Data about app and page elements
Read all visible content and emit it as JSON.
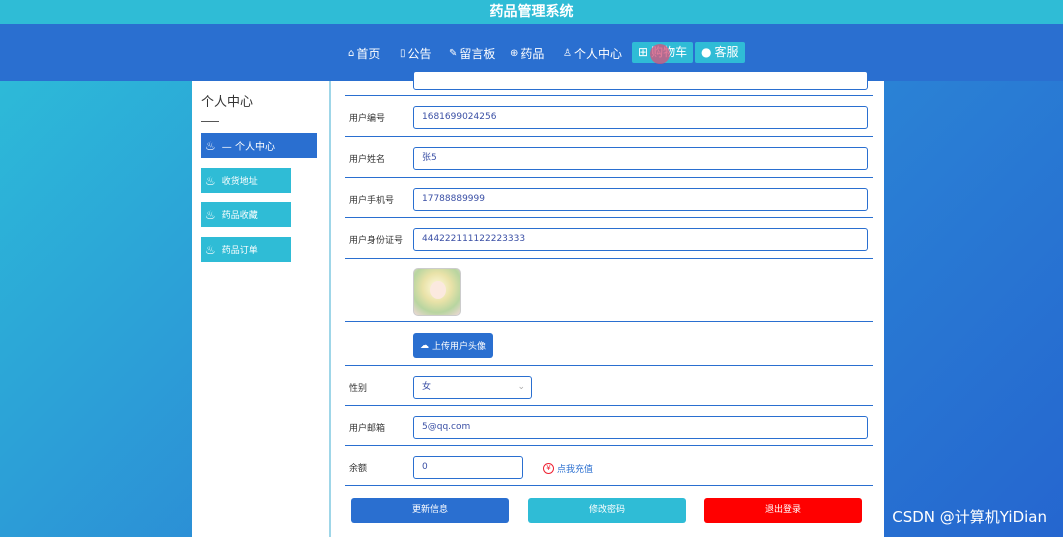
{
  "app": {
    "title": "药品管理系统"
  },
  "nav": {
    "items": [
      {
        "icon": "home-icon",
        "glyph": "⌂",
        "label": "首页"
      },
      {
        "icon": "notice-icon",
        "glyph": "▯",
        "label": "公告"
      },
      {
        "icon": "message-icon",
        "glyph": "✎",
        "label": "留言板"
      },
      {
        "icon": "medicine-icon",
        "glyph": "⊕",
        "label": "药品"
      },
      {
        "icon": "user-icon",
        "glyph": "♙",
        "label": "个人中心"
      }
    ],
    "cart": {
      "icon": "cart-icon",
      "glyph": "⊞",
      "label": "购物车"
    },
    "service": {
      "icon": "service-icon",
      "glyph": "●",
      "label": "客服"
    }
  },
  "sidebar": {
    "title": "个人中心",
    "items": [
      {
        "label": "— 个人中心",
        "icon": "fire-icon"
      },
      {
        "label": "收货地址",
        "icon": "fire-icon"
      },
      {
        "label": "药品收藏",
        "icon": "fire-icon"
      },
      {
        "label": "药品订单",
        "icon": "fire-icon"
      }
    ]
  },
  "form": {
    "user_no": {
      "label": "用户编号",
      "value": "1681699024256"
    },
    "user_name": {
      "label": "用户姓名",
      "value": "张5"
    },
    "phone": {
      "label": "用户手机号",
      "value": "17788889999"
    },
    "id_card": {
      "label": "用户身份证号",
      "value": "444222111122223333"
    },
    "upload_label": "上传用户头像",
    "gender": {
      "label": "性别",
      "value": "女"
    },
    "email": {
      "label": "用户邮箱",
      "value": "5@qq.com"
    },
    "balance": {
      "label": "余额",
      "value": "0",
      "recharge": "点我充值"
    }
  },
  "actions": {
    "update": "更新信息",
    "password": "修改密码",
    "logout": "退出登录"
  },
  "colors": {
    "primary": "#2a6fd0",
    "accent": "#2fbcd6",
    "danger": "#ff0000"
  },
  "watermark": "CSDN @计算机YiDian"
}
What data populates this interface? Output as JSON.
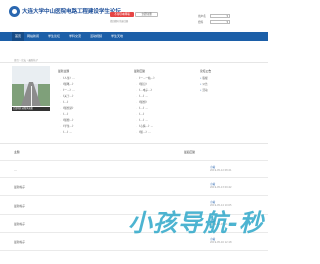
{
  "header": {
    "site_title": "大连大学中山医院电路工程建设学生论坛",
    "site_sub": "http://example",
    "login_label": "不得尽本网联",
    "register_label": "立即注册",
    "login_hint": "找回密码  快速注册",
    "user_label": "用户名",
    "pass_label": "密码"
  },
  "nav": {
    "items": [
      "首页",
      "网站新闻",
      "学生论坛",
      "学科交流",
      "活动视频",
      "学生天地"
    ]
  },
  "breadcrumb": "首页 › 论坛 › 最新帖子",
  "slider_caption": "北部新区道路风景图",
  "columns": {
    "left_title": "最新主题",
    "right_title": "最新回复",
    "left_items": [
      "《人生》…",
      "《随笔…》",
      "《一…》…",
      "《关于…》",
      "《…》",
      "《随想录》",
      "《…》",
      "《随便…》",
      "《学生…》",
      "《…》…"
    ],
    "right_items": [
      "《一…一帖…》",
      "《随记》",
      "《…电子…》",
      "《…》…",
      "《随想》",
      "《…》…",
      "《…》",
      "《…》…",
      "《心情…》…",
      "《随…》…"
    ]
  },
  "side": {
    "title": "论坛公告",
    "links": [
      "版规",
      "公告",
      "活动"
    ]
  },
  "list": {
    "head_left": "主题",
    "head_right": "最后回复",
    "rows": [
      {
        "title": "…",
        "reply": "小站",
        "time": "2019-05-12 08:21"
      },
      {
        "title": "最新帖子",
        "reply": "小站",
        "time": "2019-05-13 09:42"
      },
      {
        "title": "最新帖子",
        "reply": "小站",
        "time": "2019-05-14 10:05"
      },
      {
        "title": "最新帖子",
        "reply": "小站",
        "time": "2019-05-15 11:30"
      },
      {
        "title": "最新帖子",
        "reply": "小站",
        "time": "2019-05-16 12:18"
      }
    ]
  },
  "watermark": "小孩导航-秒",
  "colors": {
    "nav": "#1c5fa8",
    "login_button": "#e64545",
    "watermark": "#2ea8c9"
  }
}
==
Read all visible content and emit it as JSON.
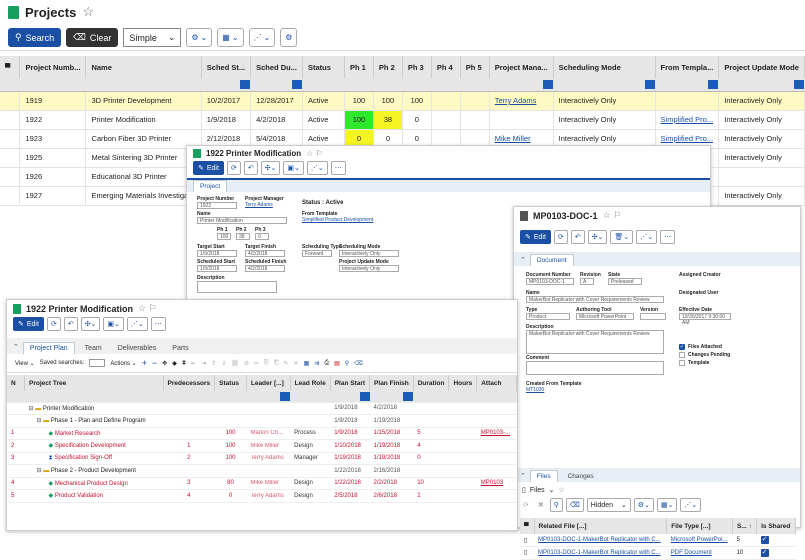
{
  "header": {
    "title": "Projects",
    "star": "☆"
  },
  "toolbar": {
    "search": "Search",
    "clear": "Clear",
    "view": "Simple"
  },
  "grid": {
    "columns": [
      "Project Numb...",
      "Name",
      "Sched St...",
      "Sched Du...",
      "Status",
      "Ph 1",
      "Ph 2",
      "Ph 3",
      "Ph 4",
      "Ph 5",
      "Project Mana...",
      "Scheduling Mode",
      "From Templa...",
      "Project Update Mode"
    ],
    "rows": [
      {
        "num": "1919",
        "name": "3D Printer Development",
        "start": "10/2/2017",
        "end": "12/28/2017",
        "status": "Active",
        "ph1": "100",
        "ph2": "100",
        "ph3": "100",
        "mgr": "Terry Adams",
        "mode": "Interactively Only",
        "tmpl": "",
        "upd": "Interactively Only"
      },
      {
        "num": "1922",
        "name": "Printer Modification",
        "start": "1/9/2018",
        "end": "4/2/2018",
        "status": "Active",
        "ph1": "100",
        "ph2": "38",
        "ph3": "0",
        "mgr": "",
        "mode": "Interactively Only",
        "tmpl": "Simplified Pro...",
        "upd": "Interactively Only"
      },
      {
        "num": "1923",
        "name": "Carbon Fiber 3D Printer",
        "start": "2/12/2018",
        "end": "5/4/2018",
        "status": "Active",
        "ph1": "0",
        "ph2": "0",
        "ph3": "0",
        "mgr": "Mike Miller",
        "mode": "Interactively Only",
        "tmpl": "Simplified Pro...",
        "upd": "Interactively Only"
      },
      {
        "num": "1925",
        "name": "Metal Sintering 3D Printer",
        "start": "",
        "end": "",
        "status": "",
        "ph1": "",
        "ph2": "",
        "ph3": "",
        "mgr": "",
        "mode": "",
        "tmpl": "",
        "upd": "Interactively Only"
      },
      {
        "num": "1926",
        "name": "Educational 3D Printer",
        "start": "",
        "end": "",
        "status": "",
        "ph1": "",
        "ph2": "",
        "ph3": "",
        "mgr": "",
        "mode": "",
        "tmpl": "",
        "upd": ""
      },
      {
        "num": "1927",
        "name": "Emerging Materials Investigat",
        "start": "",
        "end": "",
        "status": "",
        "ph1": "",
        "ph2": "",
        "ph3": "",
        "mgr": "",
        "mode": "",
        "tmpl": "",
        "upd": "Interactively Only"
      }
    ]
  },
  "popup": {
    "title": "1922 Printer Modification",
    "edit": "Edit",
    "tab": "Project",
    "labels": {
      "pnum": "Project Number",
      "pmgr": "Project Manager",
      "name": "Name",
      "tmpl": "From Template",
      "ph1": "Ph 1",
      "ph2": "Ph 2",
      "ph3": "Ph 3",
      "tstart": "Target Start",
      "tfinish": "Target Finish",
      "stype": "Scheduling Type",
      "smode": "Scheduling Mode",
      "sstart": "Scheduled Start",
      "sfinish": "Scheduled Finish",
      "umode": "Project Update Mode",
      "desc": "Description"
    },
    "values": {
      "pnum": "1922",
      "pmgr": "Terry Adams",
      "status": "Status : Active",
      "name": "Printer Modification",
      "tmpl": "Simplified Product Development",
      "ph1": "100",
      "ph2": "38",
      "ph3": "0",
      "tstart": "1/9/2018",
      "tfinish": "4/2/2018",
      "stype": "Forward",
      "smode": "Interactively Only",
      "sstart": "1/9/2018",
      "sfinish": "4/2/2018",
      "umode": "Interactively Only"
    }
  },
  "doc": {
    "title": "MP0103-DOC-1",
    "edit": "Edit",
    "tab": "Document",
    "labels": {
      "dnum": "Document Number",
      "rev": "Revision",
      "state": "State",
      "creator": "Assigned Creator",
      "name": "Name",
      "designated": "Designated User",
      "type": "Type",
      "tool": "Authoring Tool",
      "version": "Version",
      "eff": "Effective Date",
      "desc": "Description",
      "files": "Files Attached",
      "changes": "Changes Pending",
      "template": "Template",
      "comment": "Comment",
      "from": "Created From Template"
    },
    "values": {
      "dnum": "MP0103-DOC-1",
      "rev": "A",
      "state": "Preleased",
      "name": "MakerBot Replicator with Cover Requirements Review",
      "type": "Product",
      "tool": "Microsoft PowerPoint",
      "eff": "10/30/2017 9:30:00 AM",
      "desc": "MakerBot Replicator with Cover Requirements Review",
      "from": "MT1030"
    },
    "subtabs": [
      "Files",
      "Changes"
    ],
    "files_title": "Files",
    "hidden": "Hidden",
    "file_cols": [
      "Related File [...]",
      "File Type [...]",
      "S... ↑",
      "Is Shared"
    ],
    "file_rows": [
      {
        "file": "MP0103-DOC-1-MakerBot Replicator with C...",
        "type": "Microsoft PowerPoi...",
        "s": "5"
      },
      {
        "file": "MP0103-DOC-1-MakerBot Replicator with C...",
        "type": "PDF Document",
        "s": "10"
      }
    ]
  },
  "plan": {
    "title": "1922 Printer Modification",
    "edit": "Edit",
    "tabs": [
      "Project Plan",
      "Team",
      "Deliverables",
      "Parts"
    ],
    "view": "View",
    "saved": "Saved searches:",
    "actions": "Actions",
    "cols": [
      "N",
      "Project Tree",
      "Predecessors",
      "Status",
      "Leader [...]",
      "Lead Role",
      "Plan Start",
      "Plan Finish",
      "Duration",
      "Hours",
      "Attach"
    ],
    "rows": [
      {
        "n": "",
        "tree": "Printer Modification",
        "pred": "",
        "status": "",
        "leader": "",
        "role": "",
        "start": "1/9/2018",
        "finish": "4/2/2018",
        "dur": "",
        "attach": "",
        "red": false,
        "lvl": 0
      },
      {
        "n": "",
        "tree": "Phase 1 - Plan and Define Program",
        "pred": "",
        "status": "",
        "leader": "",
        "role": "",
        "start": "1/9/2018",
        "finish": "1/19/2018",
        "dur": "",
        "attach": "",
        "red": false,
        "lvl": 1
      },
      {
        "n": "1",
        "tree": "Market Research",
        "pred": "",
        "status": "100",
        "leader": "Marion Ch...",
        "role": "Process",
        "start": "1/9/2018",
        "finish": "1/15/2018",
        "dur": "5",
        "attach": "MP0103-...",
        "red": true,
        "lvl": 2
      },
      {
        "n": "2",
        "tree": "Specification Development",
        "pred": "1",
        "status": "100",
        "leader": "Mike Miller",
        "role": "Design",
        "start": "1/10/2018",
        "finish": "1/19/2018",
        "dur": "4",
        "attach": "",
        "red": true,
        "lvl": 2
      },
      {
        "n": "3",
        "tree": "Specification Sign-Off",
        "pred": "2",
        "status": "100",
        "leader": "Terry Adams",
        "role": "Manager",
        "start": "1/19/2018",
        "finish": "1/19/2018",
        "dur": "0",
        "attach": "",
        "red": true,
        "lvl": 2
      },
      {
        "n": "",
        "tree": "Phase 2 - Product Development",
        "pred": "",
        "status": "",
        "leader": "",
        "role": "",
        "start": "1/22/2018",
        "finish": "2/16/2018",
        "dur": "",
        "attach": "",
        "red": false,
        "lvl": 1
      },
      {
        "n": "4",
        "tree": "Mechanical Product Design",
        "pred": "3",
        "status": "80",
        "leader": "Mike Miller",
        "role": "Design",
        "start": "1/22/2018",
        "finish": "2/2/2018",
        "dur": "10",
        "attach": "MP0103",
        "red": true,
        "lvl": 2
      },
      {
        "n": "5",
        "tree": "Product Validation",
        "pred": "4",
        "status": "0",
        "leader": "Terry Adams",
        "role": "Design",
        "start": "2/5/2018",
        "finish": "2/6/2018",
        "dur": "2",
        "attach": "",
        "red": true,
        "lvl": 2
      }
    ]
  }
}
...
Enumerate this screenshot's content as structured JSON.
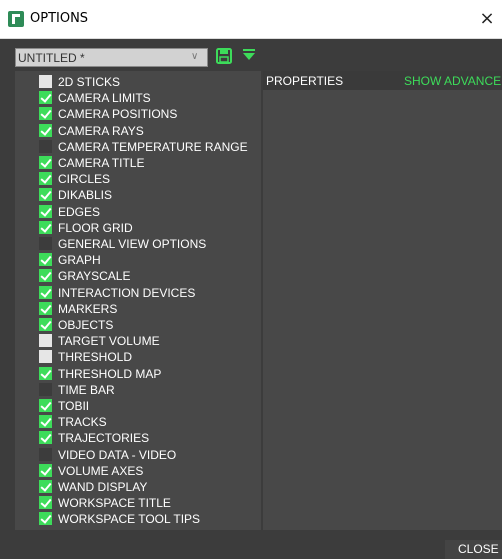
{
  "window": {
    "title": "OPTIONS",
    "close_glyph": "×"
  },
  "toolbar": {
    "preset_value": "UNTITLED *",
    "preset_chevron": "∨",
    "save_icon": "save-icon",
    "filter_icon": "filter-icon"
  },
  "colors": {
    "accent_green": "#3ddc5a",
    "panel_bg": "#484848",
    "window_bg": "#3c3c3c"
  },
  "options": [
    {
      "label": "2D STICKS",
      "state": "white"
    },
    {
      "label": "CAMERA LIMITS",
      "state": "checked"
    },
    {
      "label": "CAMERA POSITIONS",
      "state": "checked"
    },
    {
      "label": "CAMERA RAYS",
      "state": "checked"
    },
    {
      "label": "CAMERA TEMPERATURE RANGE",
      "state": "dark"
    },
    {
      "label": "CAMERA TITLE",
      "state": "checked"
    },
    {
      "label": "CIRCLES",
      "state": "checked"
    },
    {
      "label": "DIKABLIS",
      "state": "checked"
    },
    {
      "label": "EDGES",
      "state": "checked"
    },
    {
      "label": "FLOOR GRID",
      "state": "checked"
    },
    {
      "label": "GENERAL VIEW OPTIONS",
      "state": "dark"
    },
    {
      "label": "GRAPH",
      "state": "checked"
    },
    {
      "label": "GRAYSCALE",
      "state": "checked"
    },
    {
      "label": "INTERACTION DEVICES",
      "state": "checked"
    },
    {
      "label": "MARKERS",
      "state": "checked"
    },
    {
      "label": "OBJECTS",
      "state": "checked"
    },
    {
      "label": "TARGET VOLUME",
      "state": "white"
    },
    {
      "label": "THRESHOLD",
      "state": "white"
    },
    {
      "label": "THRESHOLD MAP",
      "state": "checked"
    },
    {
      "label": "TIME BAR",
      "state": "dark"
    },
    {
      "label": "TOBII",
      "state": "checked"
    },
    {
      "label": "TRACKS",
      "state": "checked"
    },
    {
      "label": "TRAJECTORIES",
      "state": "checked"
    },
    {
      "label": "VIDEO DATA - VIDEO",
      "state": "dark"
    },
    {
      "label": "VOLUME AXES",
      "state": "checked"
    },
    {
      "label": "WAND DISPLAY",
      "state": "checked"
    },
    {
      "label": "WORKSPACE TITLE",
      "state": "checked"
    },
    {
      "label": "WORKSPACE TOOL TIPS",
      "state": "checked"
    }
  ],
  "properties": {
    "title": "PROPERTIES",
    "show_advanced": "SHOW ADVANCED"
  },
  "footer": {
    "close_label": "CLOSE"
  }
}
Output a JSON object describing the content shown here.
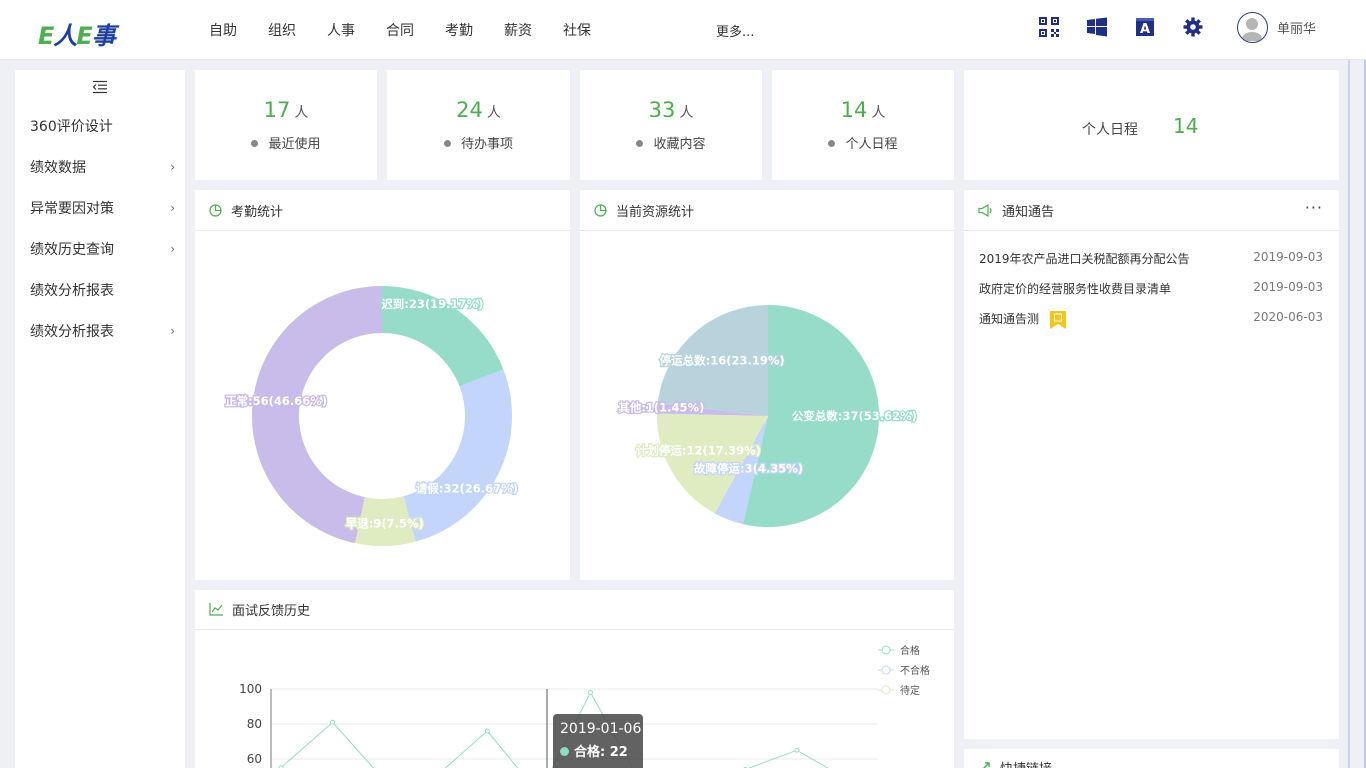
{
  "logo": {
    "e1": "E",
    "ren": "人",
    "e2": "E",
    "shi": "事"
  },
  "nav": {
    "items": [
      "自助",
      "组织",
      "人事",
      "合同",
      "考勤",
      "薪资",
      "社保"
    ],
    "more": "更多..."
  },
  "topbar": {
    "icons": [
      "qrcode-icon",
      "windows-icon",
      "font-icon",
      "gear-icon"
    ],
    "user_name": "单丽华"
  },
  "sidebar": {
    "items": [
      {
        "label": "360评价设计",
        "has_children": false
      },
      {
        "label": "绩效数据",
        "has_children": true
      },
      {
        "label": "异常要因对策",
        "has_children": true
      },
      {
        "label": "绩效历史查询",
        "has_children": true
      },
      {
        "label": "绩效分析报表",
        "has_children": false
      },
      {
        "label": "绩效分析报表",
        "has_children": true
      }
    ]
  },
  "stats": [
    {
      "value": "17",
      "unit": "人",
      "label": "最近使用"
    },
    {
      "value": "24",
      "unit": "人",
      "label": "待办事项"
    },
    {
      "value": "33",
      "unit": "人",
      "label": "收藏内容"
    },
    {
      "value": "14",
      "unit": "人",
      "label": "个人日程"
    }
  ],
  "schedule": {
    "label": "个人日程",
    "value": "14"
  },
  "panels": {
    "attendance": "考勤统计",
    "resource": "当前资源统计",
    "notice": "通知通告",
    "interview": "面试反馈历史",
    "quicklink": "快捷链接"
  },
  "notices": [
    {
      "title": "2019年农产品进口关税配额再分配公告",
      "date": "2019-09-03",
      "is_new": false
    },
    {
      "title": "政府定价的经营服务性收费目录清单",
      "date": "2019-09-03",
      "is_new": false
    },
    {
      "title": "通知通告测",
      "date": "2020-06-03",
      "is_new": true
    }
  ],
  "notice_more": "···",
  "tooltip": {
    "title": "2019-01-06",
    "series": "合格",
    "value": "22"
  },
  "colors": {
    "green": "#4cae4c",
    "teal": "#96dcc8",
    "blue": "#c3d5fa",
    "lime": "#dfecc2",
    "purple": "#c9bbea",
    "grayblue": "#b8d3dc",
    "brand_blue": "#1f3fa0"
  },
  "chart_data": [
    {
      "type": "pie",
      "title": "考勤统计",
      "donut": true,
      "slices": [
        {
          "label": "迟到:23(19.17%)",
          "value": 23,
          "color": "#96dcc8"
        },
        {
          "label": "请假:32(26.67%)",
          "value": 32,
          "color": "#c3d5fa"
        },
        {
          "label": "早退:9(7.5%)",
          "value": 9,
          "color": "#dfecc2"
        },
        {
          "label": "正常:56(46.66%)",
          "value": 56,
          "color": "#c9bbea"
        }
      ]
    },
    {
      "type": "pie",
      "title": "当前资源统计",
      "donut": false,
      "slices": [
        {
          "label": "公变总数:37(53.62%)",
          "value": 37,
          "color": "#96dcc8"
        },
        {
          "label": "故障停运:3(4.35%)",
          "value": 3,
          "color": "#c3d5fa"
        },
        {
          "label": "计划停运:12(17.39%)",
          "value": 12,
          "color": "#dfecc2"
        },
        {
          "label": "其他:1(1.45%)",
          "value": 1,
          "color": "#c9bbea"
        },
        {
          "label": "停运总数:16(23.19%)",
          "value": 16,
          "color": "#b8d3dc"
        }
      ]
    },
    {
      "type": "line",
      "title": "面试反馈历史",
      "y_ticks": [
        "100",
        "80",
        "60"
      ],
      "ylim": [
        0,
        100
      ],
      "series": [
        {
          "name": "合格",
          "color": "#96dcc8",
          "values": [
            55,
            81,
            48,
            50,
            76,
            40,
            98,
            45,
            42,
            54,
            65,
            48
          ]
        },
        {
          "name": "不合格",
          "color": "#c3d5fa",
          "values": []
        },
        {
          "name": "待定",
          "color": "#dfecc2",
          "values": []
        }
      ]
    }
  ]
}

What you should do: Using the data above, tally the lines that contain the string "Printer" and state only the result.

Response below: 9